Source data:
+-------+

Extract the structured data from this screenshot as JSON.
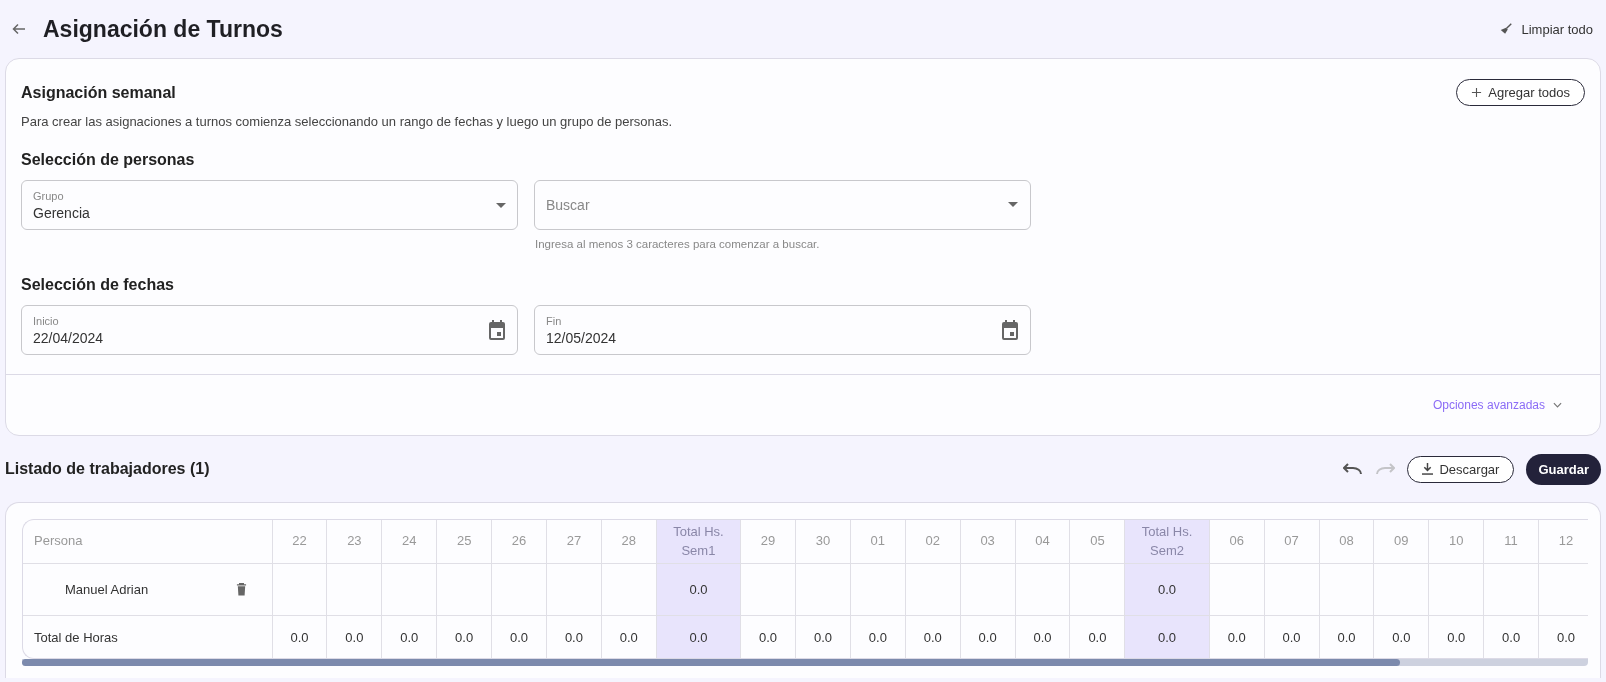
{
  "header": {
    "title": "Asignación de Turnos",
    "clear_all": "Limpiar todo"
  },
  "weekly": {
    "title": "Asignación semanal",
    "add_all": "Agregar todos",
    "description": "Para crear las asignaciones a turnos comienza seleccionando un rango de fechas y luego un grupo de personas.",
    "people_title": "Selección de personas",
    "group_field": {
      "label": "Grupo",
      "value": "Gerencia"
    },
    "search_field": {
      "placeholder": "Buscar",
      "hint": "Ingresa al menos 3 caracteres para comenzar a buscar."
    },
    "dates_title": "Selección de fechas",
    "start_field": {
      "label": "Inicio",
      "value": "22/04/2024"
    },
    "end_field": {
      "label": "Fin",
      "value": "12/05/2024"
    },
    "advanced": {
      "label": "Opciones avanzadas",
      "expanded": false
    }
  },
  "workers": {
    "title": "Listado de trabajadores (1)",
    "undo": {
      "disabled": false
    },
    "redo": {
      "disabled": true
    },
    "download": "Descargar",
    "save": "Guardar"
  },
  "table": {
    "columns": [
      {
        "kind": "person",
        "label": "Persona"
      },
      {
        "kind": "day",
        "label": "22"
      },
      {
        "kind": "day",
        "label": "23"
      },
      {
        "kind": "day",
        "label": "24"
      },
      {
        "kind": "day",
        "label": "25"
      },
      {
        "kind": "day",
        "label": "26"
      },
      {
        "kind": "day",
        "label": "27"
      },
      {
        "kind": "day",
        "label": "28"
      },
      {
        "kind": "total",
        "label": "Total Hs.",
        "label_2": "Sem1"
      },
      {
        "kind": "day",
        "label": "29"
      },
      {
        "kind": "day",
        "label": "30"
      },
      {
        "kind": "day",
        "label": "01"
      },
      {
        "kind": "day",
        "label": "02"
      },
      {
        "kind": "day",
        "label": "03"
      },
      {
        "kind": "day",
        "label": "04"
      },
      {
        "kind": "day",
        "label": "05"
      },
      {
        "kind": "total",
        "label": "Total Hs.",
        "label_2": "Sem2"
      },
      {
        "kind": "day",
        "label": "06"
      },
      {
        "kind": "day",
        "label": "07"
      },
      {
        "kind": "day",
        "label": "08"
      },
      {
        "kind": "day",
        "label": "09"
      },
      {
        "kind": "day",
        "label": "10"
      },
      {
        "kind": "day",
        "label": "11"
      },
      {
        "kind": "day",
        "label": "12"
      }
    ],
    "rows": [
      {
        "kind": "worker",
        "cells": [
          "Manuel Adrian",
          "",
          "",
          "",
          "",
          "",
          "",
          "",
          "0.0",
          "",
          "",
          "",
          "",
          "",
          "",
          "",
          "0.0",
          "",
          "",
          "",
          "",
          "",
          "",
          ""
        ]
      },
      {
        "kind": "total",
        "cells": [
          "Total de Horas",
          "0.0",
          "0.0",
          "0.0",
          "0.0",
          "0.0",
          "0.0",
          "0.0",
          "0.0",
          "0.0",
          "0.0",
          "0.0",
          "0.0",
          "0.0",
          "0.0",
          "0.0",
          "0.0",
          "0.0",
          "0.0",
          "0.0",
          "0.0",
          "0.0",
          "0.0",
          "0.0"
        ]
      }
    ]
  }
}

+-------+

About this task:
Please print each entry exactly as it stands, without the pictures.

Exercise solution:
Extract the structured data from this screenshot as JSON.
{
  "header": {
    "title": "Asignación de Turnos",
    "clear_all": "Limpiar todo"
  },
  "weekly": {
    "title": "Asignación semanal",
    "add_all": "Agregar todos",
    "description": "Para crear las asignaciones a turnos comienza seleccionando un rango de fechas y luego un grupo de personas.",
    "people_title": "Selección de personas",
    "group_field": {
      "label": "Grupo",
      "value": "Gerencia"
    },
    "search_field": {
      "placeholder": "Buscar",
      "hint": "Ingresa al menos 3 caracteres para comenzar a buscar."
    },
    "dates_title": "Selección de fechas",
    "start_field": {
      "label": "Inicio",
      "value": "22/04/2024"
    },
    "end_field": {
      "label": "Fin",
      "value": "12/05/2024"
    },
    "advanced": {
      "label": "Opciones avanzadas",
      "expanded": false
    }
  },
  "workers": {
    "title": "Listado de trabajadores (1)",
    "undo": {
      "disabled": false
    },
    "redo": {
      "disabled": true
    },
    "download": "Descargar",
    "save": "Guardar"
  },
  "table": {
    "columns": [
      {
        "kind": "person",
        "label": "Persona"
      },
      {
        "kind": "day",
        "label": "22"
      },
      {
        "kind": "day",
        "label": "23"
      },
      {
        "kind": "day",
        "label": "24"
      },
      {
        "kind": "day",
        "label": "25"
      },
      {
        "kind": "day",
        "label": "26"
      },
      {
        "kind": "day",
        "label": "27"
      },
      {
        "kind": "day",
        "label": "28"
      },
      {
        "kind": "total",
        "label": "Total Hs.",
        "label_2": "Sem1"
      },
      {
        "kind": "day",
        "label": "29"
      },
      {
        "kind": "day",
        "label": "30"
      },
      {
        "kind": "day",
        "label": "01"
      },
      {
        "kind": "day",
        "label": "02"
      },
      {
        "kind": "day",
        "label": "03"
      },
      {
        "kind": "day",
        "label": "04"
      },
      {
        "kind": "day",
        "label": "05"
      },
      {
        "kind": "total",
        "label": "Total Hs.",
        "label_2": "Sem2"
      },
      {
        "kind": "day",
        "label": "06"
      },
      {
        "kind": "day",
        "label": "07"
      },
      {
        "kind": "day",
        "label": "08"
      },
      {
        "kind": "day",
        "label": "09"
      },
      {
        "kind": "day",
        "label": "10"
      },
      {
        "kind": "day",
        "label": "11"
      },
      {
        "kind": "day",
        "label": "12"
      }
    ],
    "rows": [
      {
        "kind": "worker",
        "cells": [
          "Manuel Adrian",
          "",
          "",
          "",
          "",
          "",
          "",
          "",
          "0.0",
          "",
          "",
          "",
          "",
          "",
          "",
          "",
          "0.0",
          "",
          "",
          "",
          "",
          "",
          "",
          ""
        ]
      },
      {
        "kind": "total",
        "cells": [
          "Total de Horas",
          "0.0",
          "0.0",
          "0.0",
          "0.0",
          "0.0",
          "0.0",
          "0.0",
          "0.0",
          "0.0",
          "0.0",
          "0.0",
          "0.0",
          "0.0",
          "0.0",
          "0.0",
          "0.0",
          "0.0",
          "0.0",
          "0.0",
          "0.0",
          "0.0",
          "0.0",
          "0.0"
        ]
      }
    ]
  }
}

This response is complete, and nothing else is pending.